- ABOUT THIS TASK -
Each line below that carries the string "arrow" must appear in the answer.

[[ DATA EXTRACTS open ]]

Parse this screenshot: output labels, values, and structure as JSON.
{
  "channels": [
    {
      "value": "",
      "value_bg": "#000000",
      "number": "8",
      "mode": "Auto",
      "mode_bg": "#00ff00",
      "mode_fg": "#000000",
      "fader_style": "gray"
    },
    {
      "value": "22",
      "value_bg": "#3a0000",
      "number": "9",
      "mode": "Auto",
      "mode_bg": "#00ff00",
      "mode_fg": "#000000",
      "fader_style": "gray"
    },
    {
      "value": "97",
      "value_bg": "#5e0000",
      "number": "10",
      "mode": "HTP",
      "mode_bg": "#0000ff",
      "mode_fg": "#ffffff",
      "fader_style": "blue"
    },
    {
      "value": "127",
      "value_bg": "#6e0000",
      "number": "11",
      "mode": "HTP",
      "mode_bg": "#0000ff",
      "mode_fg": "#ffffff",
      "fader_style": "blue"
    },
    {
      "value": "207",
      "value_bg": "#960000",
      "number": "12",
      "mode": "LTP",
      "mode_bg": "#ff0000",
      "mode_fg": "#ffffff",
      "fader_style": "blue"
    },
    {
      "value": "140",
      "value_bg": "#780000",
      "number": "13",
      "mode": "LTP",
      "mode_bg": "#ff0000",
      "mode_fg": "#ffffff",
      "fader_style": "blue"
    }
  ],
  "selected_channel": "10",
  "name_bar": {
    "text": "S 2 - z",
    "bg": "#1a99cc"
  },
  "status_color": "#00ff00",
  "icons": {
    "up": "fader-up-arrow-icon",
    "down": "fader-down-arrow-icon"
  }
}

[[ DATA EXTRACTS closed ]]

- SOLUTION -
    "up": "fader-up-arrow-icon",
    "down": "fader-down-arrow-icon"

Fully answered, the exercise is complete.